The plan faced stiff opposition from critics who said the scale of the towers would create a “concrete canyon” and was not in keeping with the character of the area.

Others warned it would open the door to gentrification and land speculation.

Com. Colleen Hardwick, who ultimately voted against the plan, mounted an unsuccessful bid to have the entire plan shelved until the next municipal election.

“It’s the loss of affordable rents, the displacement of people and really the push for density that’s not being rationalized by population growth or job growth,” she told the council.

The story continues under the ad

Battle over Vancouver’s Broadway plan a sign of things to come, expert says – B.C.

Should the Broadway corridor become a high density area?

Should the Broadway corridor become a high density area? – May 13, 2022

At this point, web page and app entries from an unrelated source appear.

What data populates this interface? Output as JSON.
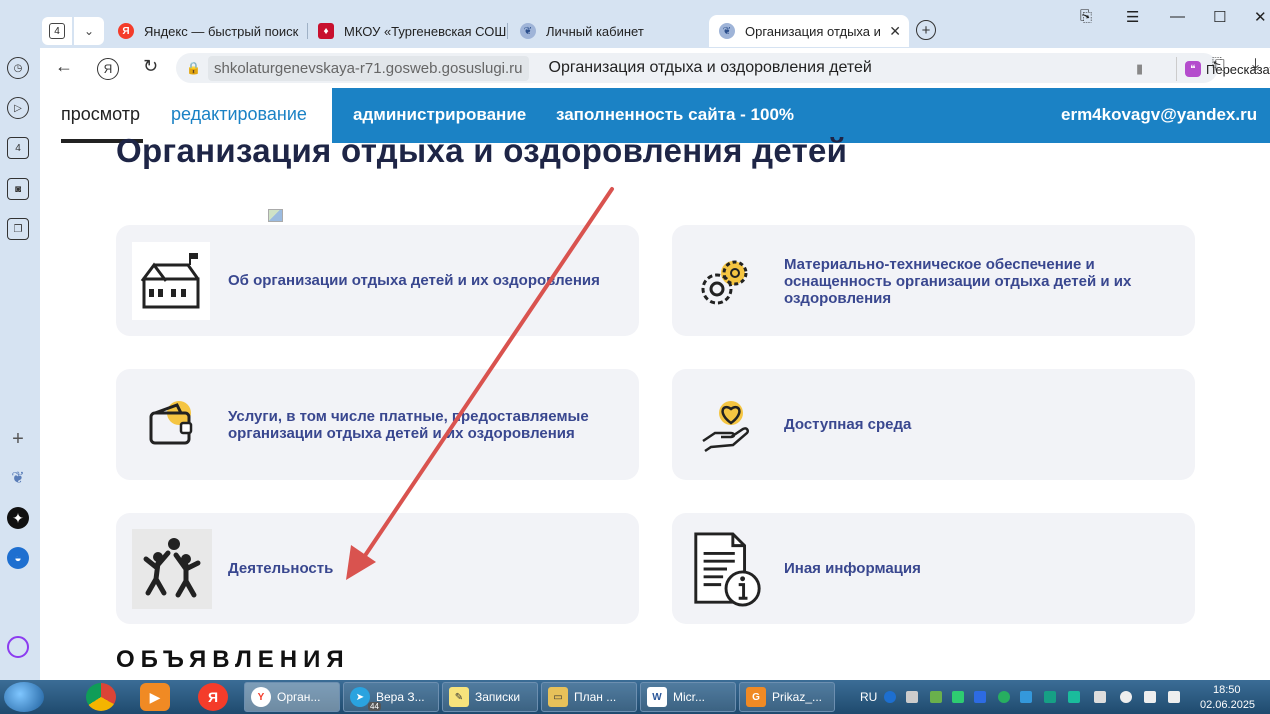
{
  "browser": {
    "tab_count": "4",
    "tabs": [
      {
        "title": "Яндекс — быстрый поиск",
        "icon": "yandex-icon"
      },
      {
        "title": "МКОУ «Тургеневская СОШ»",
        "icon": "emblem-icon"
      },
      {
        "title": "Личный кабинет",
        "icon": "gosuslugi-icon"
      },
      {
        "title": "Организация отдыха и",
        "icon": "gosuslugi-icon"
      }
    ],
    "url": "shkolaturgenevskaya-r71.gosweb.gosuslugi.ru",
    "page_title": "Организация отдыха и оздоровления детей",
    "retell_label": "Пересказать",
    "sidebar_tab_count": "4"
  },
  "adminbar": {
    "view_label": "просмотр",
    "edit_label": "редактирование",
    "admin_label": "администрирование",
    "fill_label": "заполненность сайта - 100%",
    "user_email": "erm4kovagv@yandex.ru"
  },
  "page": {
    "heading": "Организация отдыха и оздоровления детей",
    "cards": [
      {
        "label": "Об организации отдыха детей и их оздоровления",
        "icon": "school-building-icon"
      },
      {
        "label": "Материально-техническое обеспечение и оснащенность организации отдыха детей и их оздоровления",
        "icon": "gears-icon"
      },
      {
        "label": "Услуги, в том числе платные, предоставляемые организации отдыха детей и их оздоровления",
        "icon": "wallet-icon"
      },
      {
        "label": "Доступная среда",
        "icon": "heart-hand-icon"
      },
      {
        "label": "Деятельность",
        "icon": "children-playing-icon"
      },
      {
        "label": "Иная информация",
        "icon": "document-info-icon"
      }
    ],
    "announcements_heading": "ОБЪЯВЛЕНИЯ"
  },
  "taskbar": {
    "items": [
      {
        "label": "Орган...",
        "icon": "yandex-browser-icon"
      },
      {
        "label": "Вера З...",
        "icon": "telegram-icon",
        "badge": "44"
      },
      {
        "label": "Записки",
        "icon": "notes-icon"
      },
      {
        "label": "План ...",
        "icon": "folder-icon"
      },
      {
        "label": "Micr...",
        "icon": "word-icon"
      },
      {
        "label": "Prikaz_...",
        "icon": "pdf-icon"
      }
    ],
    "language": "RU",
    "time": "18:50",
    "date": "02.06.2025"
  },
  "colors": {
    "admin_bar": "#1b82c5",
    "card_bg": "#f2f3f7",
    "card_text": "#39478f",
    "heading": "#1e2546",
    "annotation_arrow": "#d9534f"
  }
}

The plan has also been challenged by some tenants, with the Vancouver Tenants Union calling the new protections “insufficient” and no implementation timelines or details on enforcement.

BC’s attorney general and minister responsible for housing said he believes the city’s protections are workable and the province is supporting them through BC Housing “as best we can.”

“These buildings, many of which are aging, will be replaced. So if we can protect the tenants but not the buildings and get them new affordable housing, that’s the goal,” he said.

The plan will be officially implemented on September 1.

— With files by Aaron McArthur

© 2022 Global News, a division of Corus Entertainment Inc.